(EXERCISE):
Read through the listing, and wherever a line holds the word "label", return it.

(SUPPLIED DATA):
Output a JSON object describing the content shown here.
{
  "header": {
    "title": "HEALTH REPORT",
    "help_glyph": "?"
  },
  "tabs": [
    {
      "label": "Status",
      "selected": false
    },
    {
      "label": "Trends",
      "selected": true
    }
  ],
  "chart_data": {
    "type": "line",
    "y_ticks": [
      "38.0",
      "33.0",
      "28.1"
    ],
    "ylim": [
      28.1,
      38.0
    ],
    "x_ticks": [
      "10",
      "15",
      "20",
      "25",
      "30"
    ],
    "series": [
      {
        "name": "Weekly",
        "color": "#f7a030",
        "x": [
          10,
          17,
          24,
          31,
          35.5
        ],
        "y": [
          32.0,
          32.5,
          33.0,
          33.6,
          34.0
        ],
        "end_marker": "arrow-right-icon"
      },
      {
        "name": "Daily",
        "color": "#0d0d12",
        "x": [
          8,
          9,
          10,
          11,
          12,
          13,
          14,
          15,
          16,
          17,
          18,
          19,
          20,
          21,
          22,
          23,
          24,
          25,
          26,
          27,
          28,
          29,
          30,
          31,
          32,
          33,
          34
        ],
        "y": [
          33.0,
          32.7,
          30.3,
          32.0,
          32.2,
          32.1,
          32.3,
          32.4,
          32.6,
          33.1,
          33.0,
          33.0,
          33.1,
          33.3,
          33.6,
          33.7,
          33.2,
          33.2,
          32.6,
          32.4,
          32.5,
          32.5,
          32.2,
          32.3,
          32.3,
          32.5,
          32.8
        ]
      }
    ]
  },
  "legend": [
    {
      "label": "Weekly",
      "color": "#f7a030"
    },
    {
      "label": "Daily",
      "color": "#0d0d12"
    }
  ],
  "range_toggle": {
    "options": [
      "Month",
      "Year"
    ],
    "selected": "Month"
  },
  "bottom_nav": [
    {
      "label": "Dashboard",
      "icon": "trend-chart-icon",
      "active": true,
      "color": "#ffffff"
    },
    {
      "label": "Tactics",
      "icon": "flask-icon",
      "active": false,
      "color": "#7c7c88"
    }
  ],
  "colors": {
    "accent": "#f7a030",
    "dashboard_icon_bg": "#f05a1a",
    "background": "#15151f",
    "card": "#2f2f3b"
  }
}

(REPLY TO THE TASK):
      "label": "Status",
      "label": "Trends",
      "label": "Weekly",
      "label": "Daily",
      "label": "Dashboard",
      "label": "Tactics",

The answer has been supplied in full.